The central dogma of molecular biology is a tenet of the field that holds in most cases. First described by Francis Crick in 1958, it states that RNA must be created by transcription from DNA, and further that protein can only be formed by translation from RNA. The conclusion is that DNA must somehow contain a complete set of instructions for the entire cell.

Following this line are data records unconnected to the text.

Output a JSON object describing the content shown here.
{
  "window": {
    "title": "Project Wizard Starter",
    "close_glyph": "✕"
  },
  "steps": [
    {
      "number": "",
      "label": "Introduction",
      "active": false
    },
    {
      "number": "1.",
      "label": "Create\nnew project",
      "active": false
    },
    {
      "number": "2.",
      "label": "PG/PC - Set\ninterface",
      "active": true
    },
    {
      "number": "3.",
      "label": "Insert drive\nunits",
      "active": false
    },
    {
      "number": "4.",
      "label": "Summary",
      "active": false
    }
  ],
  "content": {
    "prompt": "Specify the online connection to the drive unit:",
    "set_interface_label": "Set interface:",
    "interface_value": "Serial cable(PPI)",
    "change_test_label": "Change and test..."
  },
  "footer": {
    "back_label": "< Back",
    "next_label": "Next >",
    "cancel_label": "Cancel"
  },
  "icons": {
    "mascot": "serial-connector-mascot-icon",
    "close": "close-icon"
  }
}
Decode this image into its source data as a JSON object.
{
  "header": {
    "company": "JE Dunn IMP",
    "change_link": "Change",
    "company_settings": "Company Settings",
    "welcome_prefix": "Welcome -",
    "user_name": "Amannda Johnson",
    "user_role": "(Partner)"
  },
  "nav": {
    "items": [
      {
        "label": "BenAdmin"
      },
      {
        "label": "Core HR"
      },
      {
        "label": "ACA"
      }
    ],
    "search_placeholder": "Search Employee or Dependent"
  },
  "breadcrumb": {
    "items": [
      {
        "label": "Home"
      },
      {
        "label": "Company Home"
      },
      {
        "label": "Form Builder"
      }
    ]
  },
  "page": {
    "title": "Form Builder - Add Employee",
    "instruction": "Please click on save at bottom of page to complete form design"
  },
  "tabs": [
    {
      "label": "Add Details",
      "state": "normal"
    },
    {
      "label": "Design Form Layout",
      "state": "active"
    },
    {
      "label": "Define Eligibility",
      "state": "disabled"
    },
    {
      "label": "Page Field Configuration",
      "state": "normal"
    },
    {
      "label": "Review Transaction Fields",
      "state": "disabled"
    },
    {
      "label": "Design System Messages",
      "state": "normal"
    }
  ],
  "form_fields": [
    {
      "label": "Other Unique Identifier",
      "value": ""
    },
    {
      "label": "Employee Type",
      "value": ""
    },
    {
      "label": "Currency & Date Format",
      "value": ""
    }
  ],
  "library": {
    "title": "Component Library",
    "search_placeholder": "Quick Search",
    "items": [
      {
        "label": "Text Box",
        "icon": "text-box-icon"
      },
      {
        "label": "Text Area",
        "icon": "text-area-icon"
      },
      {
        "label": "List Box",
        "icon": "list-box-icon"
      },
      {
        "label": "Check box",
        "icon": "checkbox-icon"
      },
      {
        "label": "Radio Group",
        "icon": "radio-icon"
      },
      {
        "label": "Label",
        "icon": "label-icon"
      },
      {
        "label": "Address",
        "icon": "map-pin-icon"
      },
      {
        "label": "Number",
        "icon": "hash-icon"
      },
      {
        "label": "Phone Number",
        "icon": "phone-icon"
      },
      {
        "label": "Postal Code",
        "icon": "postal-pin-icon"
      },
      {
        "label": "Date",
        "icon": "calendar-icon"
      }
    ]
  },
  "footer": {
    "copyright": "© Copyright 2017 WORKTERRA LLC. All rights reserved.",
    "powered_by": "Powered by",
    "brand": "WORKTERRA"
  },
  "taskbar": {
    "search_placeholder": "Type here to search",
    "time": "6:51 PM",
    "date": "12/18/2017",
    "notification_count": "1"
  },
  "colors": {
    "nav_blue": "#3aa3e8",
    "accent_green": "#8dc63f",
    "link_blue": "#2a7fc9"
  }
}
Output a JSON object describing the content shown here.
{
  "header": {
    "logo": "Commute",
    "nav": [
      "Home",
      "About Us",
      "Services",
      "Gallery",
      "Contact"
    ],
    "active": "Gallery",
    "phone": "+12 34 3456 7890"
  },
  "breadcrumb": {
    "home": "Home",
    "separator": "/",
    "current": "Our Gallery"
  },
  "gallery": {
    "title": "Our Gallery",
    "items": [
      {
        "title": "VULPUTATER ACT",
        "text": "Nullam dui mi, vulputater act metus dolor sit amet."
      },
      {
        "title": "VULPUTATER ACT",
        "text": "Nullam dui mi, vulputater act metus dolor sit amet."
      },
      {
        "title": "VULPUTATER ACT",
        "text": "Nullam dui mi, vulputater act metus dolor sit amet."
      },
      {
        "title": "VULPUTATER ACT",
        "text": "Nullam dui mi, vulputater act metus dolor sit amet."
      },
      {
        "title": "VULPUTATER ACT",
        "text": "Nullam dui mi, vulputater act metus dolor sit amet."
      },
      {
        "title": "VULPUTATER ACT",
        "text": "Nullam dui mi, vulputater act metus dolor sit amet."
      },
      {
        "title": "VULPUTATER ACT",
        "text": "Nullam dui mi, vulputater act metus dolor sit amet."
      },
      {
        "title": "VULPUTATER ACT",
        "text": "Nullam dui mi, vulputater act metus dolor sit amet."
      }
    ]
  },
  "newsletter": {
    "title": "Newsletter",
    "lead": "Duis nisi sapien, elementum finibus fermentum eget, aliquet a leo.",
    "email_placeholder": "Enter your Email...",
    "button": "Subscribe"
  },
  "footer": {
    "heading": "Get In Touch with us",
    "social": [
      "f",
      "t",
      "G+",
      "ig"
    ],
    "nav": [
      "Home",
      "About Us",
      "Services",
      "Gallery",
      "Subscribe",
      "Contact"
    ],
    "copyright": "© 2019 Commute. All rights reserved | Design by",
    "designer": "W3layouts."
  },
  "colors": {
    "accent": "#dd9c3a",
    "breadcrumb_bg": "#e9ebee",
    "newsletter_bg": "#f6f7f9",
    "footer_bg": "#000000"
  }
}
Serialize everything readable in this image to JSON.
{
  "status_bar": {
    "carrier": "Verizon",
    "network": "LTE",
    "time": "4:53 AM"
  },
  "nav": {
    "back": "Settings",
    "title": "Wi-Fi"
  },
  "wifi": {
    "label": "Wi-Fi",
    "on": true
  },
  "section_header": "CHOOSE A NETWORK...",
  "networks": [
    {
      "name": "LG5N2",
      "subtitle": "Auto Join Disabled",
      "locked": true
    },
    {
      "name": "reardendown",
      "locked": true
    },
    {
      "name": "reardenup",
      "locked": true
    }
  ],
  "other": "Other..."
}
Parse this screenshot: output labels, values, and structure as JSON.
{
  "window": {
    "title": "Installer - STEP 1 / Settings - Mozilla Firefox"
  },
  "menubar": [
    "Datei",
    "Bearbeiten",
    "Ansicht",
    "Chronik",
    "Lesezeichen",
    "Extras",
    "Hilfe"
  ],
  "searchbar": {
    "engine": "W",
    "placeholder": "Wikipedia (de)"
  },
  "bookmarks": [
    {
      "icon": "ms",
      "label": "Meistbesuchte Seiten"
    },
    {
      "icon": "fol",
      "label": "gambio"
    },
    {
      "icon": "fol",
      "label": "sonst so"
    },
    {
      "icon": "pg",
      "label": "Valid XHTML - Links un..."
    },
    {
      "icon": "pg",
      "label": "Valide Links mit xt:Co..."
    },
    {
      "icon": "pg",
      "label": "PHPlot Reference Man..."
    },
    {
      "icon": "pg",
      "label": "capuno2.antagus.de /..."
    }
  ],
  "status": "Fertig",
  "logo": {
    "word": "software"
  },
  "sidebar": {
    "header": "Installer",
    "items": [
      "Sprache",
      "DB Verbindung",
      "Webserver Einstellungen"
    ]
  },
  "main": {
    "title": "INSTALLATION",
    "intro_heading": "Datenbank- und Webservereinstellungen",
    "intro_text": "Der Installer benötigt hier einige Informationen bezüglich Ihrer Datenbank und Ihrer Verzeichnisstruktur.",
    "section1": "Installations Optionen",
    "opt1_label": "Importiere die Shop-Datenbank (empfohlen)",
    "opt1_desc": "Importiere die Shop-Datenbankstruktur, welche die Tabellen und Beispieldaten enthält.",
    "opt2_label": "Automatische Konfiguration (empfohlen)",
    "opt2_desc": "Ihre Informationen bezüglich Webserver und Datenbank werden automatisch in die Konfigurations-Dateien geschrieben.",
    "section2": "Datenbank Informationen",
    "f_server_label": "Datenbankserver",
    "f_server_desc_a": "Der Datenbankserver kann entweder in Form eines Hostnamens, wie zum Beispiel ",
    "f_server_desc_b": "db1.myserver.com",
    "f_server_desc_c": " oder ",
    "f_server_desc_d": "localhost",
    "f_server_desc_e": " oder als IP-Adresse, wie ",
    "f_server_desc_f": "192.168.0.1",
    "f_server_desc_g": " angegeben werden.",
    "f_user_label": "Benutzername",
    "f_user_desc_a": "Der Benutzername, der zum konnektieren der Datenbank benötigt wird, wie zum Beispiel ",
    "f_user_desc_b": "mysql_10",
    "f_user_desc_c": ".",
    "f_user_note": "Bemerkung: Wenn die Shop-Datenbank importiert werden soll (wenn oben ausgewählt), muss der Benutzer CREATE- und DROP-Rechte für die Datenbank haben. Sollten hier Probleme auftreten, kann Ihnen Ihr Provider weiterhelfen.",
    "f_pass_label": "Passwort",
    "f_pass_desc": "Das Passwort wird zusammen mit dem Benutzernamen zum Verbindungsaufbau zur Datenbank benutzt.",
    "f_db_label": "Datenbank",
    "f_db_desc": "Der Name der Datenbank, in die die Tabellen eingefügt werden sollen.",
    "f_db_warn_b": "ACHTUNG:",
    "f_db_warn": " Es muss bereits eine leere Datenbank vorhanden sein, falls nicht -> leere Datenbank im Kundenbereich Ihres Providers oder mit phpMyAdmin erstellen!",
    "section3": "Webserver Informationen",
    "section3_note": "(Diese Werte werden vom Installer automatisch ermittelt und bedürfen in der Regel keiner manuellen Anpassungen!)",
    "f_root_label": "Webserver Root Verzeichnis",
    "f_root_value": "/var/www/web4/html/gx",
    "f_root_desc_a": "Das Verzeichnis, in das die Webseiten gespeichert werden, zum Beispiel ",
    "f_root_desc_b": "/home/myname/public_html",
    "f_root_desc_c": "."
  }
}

Like most biological "laws", the central dogma comes with its fair share of exceptions; for example, we know today that DNA can be reverse transcribed from RNA, and proteins can modify each other post-translation. The use of the word "dogma" was apparently a semantic error by Crick. He merely selected the wrong word, having no intention to introduce the connotation that the central dogma should be accepted as on par with unquestionable religious dicta.